When I first started investing at Romulus Capital in 2008, whenever I read about a startup raising a large round, I took it as a sign that the company was very successful. At the time, we were writing $20K to $100K checks so a large round was anything above 10X that, so anything above $1M. If a company had raised that much money, I thought that this meant that they were growing very fast, had a clear business model, and a clear path to profitability.
Now I know that this is no longer the case. The reason is that, since joining Aslanoba Capital in 2013, our investments in our Turkish startups tend to range between $250K and $2.5M in a single round. This includes many investments above $1M. And while some of these decisions have indeed turned out to be great investments, some are performing less well and some have failed.
As a result, I now know that just because a startup gets $1M in funding doesn’t mean that it’s experiencing very fast growth, has a clear business model, and is steadily moving towards profitability.
And we can extend this line of thinking.
Now that we’re making bigger investments, my new definition of a large round is anything above 10X our upper limit of $2.5M, so anything above $25M. But just like raising $1M didn’t mean that a company was destined for success in the past, raising more than $25M doesn’t mean that it’s destined for success now. It’s certainly a good signal, but you’d be surprised at the number of startups who raise this much money without having found a scalable customer acquisition channel or settled on a business model with a clear path to profitability.
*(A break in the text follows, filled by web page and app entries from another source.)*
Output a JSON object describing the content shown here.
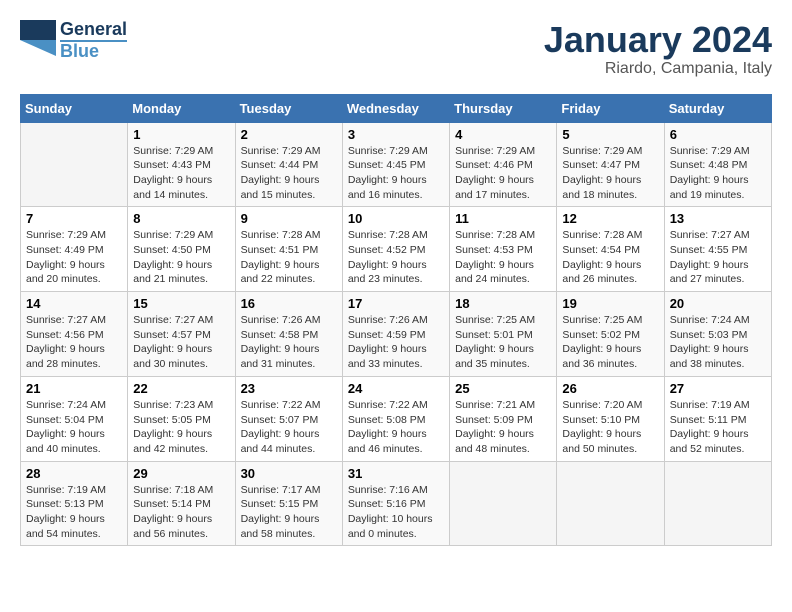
{
  "logo": {
    "text1": "General",
    "text2": "Blue"
  },
  "title": {
    "month": "January 2024",
    "location": "Riardo, Campania, Italy"
  },
  "headers": [
    "Sunday",
    "Monday",
    "Tuesday",
    "Wednesday",
    "Thursday",
    "Friday",
    "Saturday"
  ],
  "weeks": [
    [
      {
        "day": "",
        "sunrise": "",
        "sunset": "",
        "daylight": ""
      },
      {
        "day": "1",
        "sunrise": "7:29 AM",
        "sunset": "4:43 PM",
        "daylight": "9 hours and 14 minutes."
      },
      {
        "day": "2",
        "sunrise": "7:29 AM",
        "sunset": "4:44 PM",
        "daylight": "9 hours and 15 minutes."
      },
      {
        "day": "3",
        "sunrise": "7:29 AM",
        "sunset": "4:45 PM",
        "daylight": "9 hours and 16 minutes."
      },
      {
        "day": "4",
        "sunrise": "7:29 AM",
        "sunset": "4:46 PM",
        "daylight": "9 hours and 17 minutes."
      },
      {
        "day": "5",
        "sunrise": "7:29 AM",
        "sunset": "4:47 PM",
        "daylight": "9 hours and 18 minutes."
      },
      {
        "day": "6",
        "sunrise": "7:29 AM",
        "sunset": "4:48 PM",
        "daylight": "9 hours and 19 minutes."
      }
    ],
    [
      {
        "day": "7",
        "sunrise": "7:29 AM",
        "sunset": "4:49 PM",
        "daylight": "9 hours and 20 minutes."
      },
      {
        "day": "8",
        "sunrise": "7:29 AM",
        "sunset": "4:50 PM",
        "daylight": "9 hours and 21 minutes."
      },
      {
        "day": "9",
        "sunrise": "7:28 AM",
        "sunset": "4:51 PM",
        "daylight": "9 hours and 22 minutes."
      },
      {
        "day": "10",
        "sunrise": "7:28 AM",
        "sunset": "4:52 PM",
        "daylight": "9 hours and 23 minutes."
      },
      {
        "day": "11",
        "sunrise": "7:28 AM",
        "sunset": "4:53 PM",
        "daylight": "9 hours and 24 minutes."
      },
      {
        "day": "12",
        "sunrise": "7:28 AM",
        "sunset": "4:54 PM",
        "daylight": "9 hours and 26 minutes."
      },
      {
        "day": "13",
        "sunrise": "7:27 AM",
        "sunset": "4:55 PM",
        "daylight": "9 hours and 27 minutes."
      }
    ],
    [
      {
        "day": "14",
        "sunrise": "7:27 AM",
        "sunset": "4:56 PM",
        "daylight": "9 hours and 28 minutes."
      },
      {
        "day": "15",
        "sunrise": "7:27 AM",
        "sunset": "4:57 PM",
        "daylight": "9 hours and 30 minutes."
      },
      {
        "day": "16",
        "sunrise": "7:26 AM",
        "sunset": "4:58 PM",
        "daylight": "9 hours and 31 minutes."
      },
      {
        "day": "17",
        "sunrise": "7:26 AM",
        "sunset": "4:59 PM",
        "daylight": "9 hours and 33 minutes."
      },
      {
        "day": "18",
        "sunrise": "7:25 AM",
        "sunset": "5:01 PM",
        "daylight": "9 hours and 35 minutes."
      },
      {
        "day": "19",
        "sunrise": "7:25 AM",
        "sunset": "5:02 PM",
        "daylight": "9 hours and 36 minutes."
      },
      {
        "day": "20",
        "sunrise": "7:24 AM",
        "sunset": "5:03 PM",
        "daylight": "9 hours and 38 minutes."
      }
    ],
    [
      {
        "day": "21",
        "sunrise": "7:24 AM",
        "sunset": "5:04 PM",
        "daylight": "9 hours and 40 minutes."
      },
      {
        "day": "22",
        "sunrise": "7:23 AM",
        "sunset": "5:05 PM",
        "daylight": "9 hours and 42 minutes."
      },
      {
        "day": "23",
        "sunrise": "7:22 AM",
        "sunset": "5:07 PM",
        "daylight": "9 hours and 44 minutes."
      },
      {
        "day": "24",
        "sunrise": "7:22 AM",
        "sunset": "5:08 PM",
        "daylight": "9 hours and 46 minutes."
      },
      {
        "day": "25",
        "sunrise": "7:21 AM",
        "sunset": "5:09 PM",
        "daylight": "9 hours and 48 minutes."
      },
      {
        "day": "26",
        "sunrise": "7:20 AM",
        "sunset": "5:10 PM",
        "daylight": "9 hours and 50 minutes."
      },
      {
        "day": "27",
        "sunrise": "7:19 AM",
        "sunset": "5:11 PM",
        "daylight": "9 hours and 52 minutes."
      }
    ],
    [
      {
        "day": "28",
        "sunrise": "7:19 AM",
        "sunset": "5:13 PM",
        "daylight": "9 hours and 54 minutes."
      },
      {
        "day": "29",
        "sunrise": "7:18 AM",
        "sunset": "5:14 PM",
        "daylight": "9 hours and 56 minutes."
      },
      {
        "day": "30",
        "sunrise": "7:17 AM",
        "sunset": "5:15 PM",
        "daylight": "9 hours and 58 minutes."
      },
      {
        "day": "31",
        "sunrise": "7:16 AM",
        "sunset": "5:16 PM",
        "daylight": "10 hours and 0 minutes."
      },
      {
        "day": "",
        "sunrise": "",
        "sunset": "",
        "daylight": ""
      },
      {
        "day": "",
        "sunrise": "",
        "sunset": "",
        "daylight": ""
      },
      {
        "day": "",
        "sunrise": "",
        "sunset": "",
        "daylight": ""
      }
    ]
  ],
  "labels": {
    "sunrise_prefix": "Sunrise: ",
    "sunset_prefix": "Sunset: ",
    "daylight_prefix": "Daylight: "
  }
}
And I bet this also extends to startups that raise more than $250M.
Success is never guaranteed.
Also published on Medium.